Inkster finished with a 2-under 69 and was at 203, tied with Nancy Scranton and Cristie Kerr. Another stroke back were Se Ri Pak, Liselotte Neumann, Rosie Jones and Meg Mallon, whose 63 tied the record for a major championship and really got Inkster thinking.

"Someone could come out of nowhere, get in the clubhouse and have a beer and wait for us to finish," she said. "I've got to go out there tomorrow and make birdies."

In the same way, Inkster came out of the pack to stand on the threshold of history. Before the year started, she was a 38-year-old mother of two striving for a balance between family and career.

After three victories, including the U.S. Open, she now has a chance to join Pat Bradley as the only women to win the LPGA's four majors. Inkster won the Dinah Shore and the du Maurier Classic as a rookie in 1984.

"I don't think I'll get caught up in that," she said. "I just need to go out there and play."

Nineteen players were within four shots of the leaders going into the final round, and Mallon proved Saturday that the winner might be able to start from even further back in the back.

"It was anyone's ball game today," Mallon said.

The group at 205 included Lorie Kane and former U.S. Open champion Alison Nicholas, while Laura Davies and Kelli Kuehne were another stroke back. As hard and fast as the course has been playing, even Annika Sorenstam at 4-under 209 cannot be ruled out.

"Even tomorrow, there could be another 8-under in there," Neumann said.

Inkster made a bogey on the second hole of the tournament on Thursday, but has been virtually flawless ever since. She birdied both par-5s on the back nine to put herself in the lead, but then missed a 12-foot par putt on the final hole.

Still, it was her 16th consecutive round under par.

"She's got to have a lot of momentum," Scranton said. "She's very confident because she's produced over and over.

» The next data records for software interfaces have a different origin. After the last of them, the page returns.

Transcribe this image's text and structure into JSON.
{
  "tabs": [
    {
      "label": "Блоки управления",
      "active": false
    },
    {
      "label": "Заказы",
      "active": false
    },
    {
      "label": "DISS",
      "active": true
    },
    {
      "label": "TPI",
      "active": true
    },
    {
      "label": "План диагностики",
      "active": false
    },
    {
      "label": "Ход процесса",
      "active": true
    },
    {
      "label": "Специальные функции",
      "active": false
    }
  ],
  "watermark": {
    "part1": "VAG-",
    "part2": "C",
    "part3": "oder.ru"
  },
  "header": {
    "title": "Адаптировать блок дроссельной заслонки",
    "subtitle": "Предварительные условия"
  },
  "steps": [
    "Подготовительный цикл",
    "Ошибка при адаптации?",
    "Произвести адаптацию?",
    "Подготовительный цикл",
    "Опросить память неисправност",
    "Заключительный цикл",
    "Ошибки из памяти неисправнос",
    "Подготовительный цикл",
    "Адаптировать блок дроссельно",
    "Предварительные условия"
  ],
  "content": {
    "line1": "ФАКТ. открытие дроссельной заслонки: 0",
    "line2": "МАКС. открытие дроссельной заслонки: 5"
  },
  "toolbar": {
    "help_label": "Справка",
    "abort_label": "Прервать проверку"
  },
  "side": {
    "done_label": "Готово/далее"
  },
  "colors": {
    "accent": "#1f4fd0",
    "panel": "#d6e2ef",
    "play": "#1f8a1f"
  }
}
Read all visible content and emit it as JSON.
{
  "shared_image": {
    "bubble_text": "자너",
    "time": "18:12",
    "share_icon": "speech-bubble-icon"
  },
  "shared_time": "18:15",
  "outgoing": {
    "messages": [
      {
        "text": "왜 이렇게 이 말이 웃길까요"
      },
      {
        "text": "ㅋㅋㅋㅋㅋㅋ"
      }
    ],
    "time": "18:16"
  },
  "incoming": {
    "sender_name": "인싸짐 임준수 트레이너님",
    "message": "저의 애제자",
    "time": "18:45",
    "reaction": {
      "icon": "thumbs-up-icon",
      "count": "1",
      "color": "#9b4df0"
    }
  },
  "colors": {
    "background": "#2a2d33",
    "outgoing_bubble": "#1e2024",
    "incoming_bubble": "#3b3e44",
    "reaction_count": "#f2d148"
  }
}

I would think she'll be feeling pretty good."

Besides Bradley, the only other woman to win the career Grand Slam was Mickey Wright, when the four majors were the LPGA Championship, U.S. Open, Titleholders and Western Open from 1955-66.